*What you have to do*
The records below are to be copied word for word, with every picture left out.

::::::::

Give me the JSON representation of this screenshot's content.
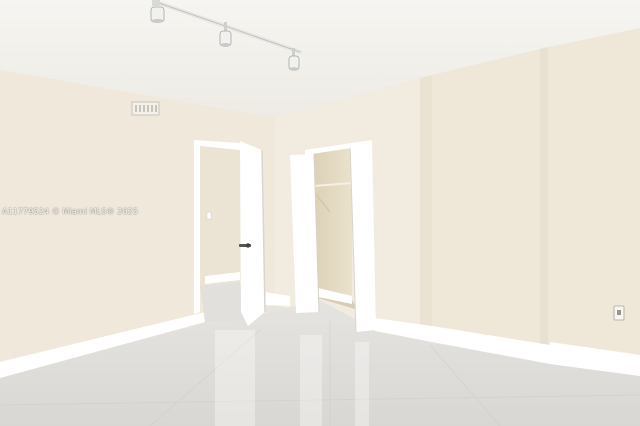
{
  "photo": {
    "watermark": "A11779524 © Miami MLS® 2025",
    "colors": {
      "ceiling": "#f3f1ec",
      "wall_left": "#f0e9db",
      "wall_center": "#f2ece0",
      "wall_right": "#efe8d9",
      "floor": "#dedcd8",
      "trim": "#ffffff",
      "door": "#ffffff",
      "closet_interior": "#e6dcc3",
      "hallway": "#ebe3d3",
      "track_light": "#e7e7e5"
    },
    "objects": [
      "track-light-icon",
      "ceiling-vent",
      "open-bedroom-door",
      "hallway",
      "open-closet-doors",
      "closet-rod",
      "electrical-outlet",
      "tile-floor",
      "baseboards"
    ]
  }
}
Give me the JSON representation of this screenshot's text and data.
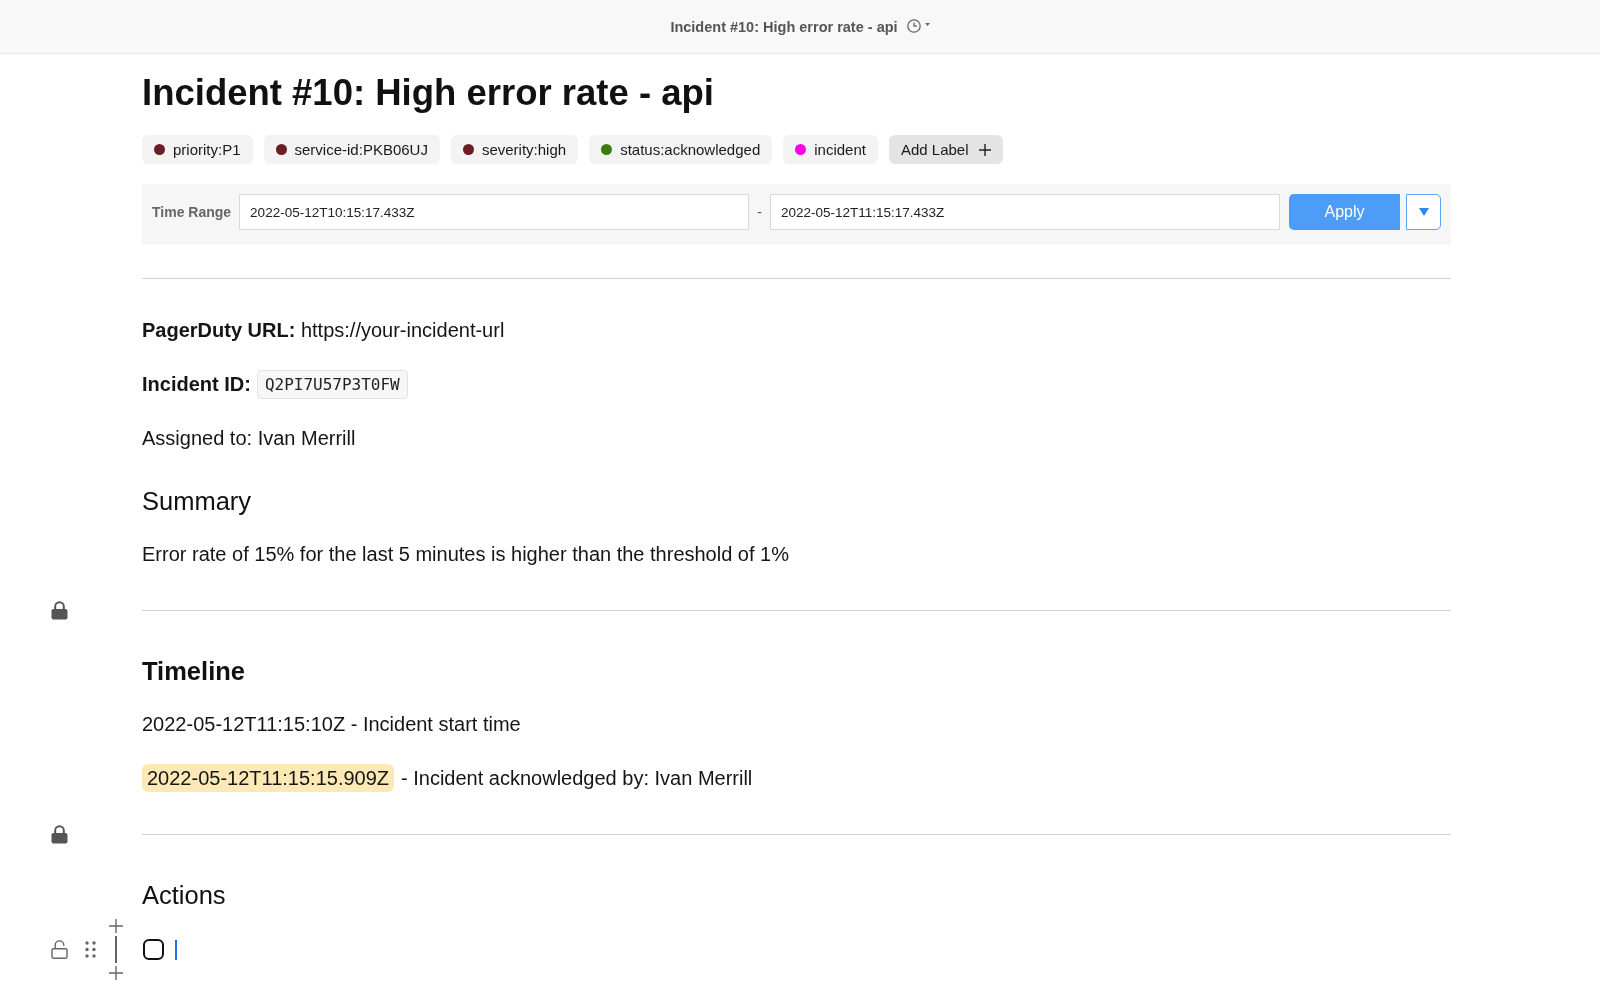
{
  "window": {
    "title": "Incident #10: High error rate - api"
  },
  "document": {
    "title": "Incident #10: High error rate - api",
    "labels": [
      {
        "text": "priority:P1",
        "color": "#6b1d26"
      },
      {
        "text": "service-id:PKB06UJ",
        "color": "#6b1d26"
      },
      {
        "text": "severity:high",
        "color": "#6b1d26"
      },
      {
        "text": "status:acknowledged",
        "color": "#3f7a0c"
      },
      {
        "text": "incident",
        "color": "#ff00e6"
      }
    ],
    "add_label_button": "Add Label",
    "time_range": {
      "label": "Time Range",
      "start": "2022-05-12T10:15:17.433Z",
      "separator": "-",
      "end": "2022-05-12T11:15:17.433Z",
      "apply_button": "Apply"
    },
    "blocks": [
      {
        "kind": "divider"
      },
      {
        "kind": "text",
        "text": "**PagerDuty URL:** https://your-incident-url"
      },
      {
        "kind": "code_field",
        "label": "Incident ID:",
        "code": "Q2PI7U57P3T0FW"
      },
      {
        "kind": "text",
        "text": "Assigned to: Ivan Merrill"
      },
      {
        "kind": "heading",
        "text": "Summary",
        "bold": false
      },
      {
        "kind": "text",
        "text": "Error rate of 15% for the last 5 minutes is higher than the threshold of 1%"
      },
      {
        "kind": "divider",
        "locked": true
      },
      {
        "kind": "heading",
        "text": "Timeline",
        "bold": true
      },
      {
        "kind": "text",
        "text": "2022-05-12T11:15:10Z - Incident start time"
      },
      {
        "kind": "timestamp_text",
        "timestamp": "2022-05-12T11:15:15.909Z",
        "text": "- Incident acknowledged by: Ivan Merrill"
      },
      {
        "kind": "divider",
        "locked": true
      },
      {
        "kind": "heading",
        "text": "Actions",
        "bold": false
      },
      {
        "kind": "checkbox",
        "checked": false,
        "locked": false,
        "focused": true
      }
    ]
  }
}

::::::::

*Result of this exercise*
Give me the JSON representation of this screenshot's content.
{
  "photo": {
    "watermark": "A11779524 © Miami MLS® 2025",
    "colors": {
      "ceiling": "#f3f1ec",
      "wall_left": "#f0e9db",
      "wall_center": "#f2ece0",
      "wall_right": "#efe8d9",
      "floor": "#dedcd8",
      "trim": "#ffffff",
      "door": "#ffffff",
      "closet_interior": "#e6dcc3",
      "hallway": "#ebe3d3",
      "track_light": "#e7e7e5"
    },
    "objects": [
      "track-light-icon",
      "ceiling-vent",
      "open-bedroom-door",
      "hallway",
      "open-closet-doors",
      "closet-rod",
      "electrical-outlet",
      "tile-floor",
      "baseboards"
    ]
  }
}
Give me the JSON representation of this screenshot's text and data.
{
  "window": {
    "title": "Incident #10: High error rate - api"
  },
  "document": {
    "title": "Incident #10: High error rate - api",
    "labels": [
      {
        "text": "priority:P1",
        "color": "#6b1d26"
      },
      {
        "text": "service-id:PKB06UJ",
        "color": "#6b1d26"
      },
      {
        "text": "severity:high",
        "color": "#6b1d26"
      },
      {
        "text": "status:acknowledged",
        "color": "#3f7a0c"
      },
      {
        "text": "incident",
        "color": "#ff00e6"
      }
    ],
    "add_label_button": "Add Label",
    "time_range": {
      "label": "Time Range",
      "start": "2022-05-12T10:15:17.433Z",
      "separator": "-",
      "end": "2022-05-12T11:15:17.433Z",
      "apply_button": "Apply"
    },
    "blocks": [
      {
        "kind": "divider"
      },
      {
        "kind": "text",
        "text": "**PagerDuty URL:** https://your-incident-url"
      },
      {
        "kind": "code_field",
        "label": "Incident ID:",
        "code": "Q2PI7U57P3T0FW"
      },
      {
        "kind": "text",
        "text": "Assigned to: Ivan Merrill"
      },
      {
        "kind": "heading",
        "text": "Summary",
        "bold": false
      },
      {
        "kind": "text",
        "text": "Error rate of 15% for the last 5 minutes is higher than the threshold of 1%"
      },
      {
        "kind": "divider",
        "locked": true
      },
      {
        "kind": "heading",
        "text": "Timeline",
        "bold": true
      },
      {
        "kind": "text",
        "text": "2022-05-12T11:15:10Z - Incident start time"
      },
      {
        "kind": "timestamp_text",
        "timestamp": "2022-05-12T11:15:15.909Z",
        "text": "- Incident acknowledged by: Ivan Merrill"
      },
      {
        "kind": "divider",
        "locked": true
      },
      {
        "kind": "heading",
        "text": "Actions",
        "bold": false
      },
      {
        "kind": "checkbox",
        "checked": false,
        "locked": false,
        "focused": true
      }
    ]
  }
}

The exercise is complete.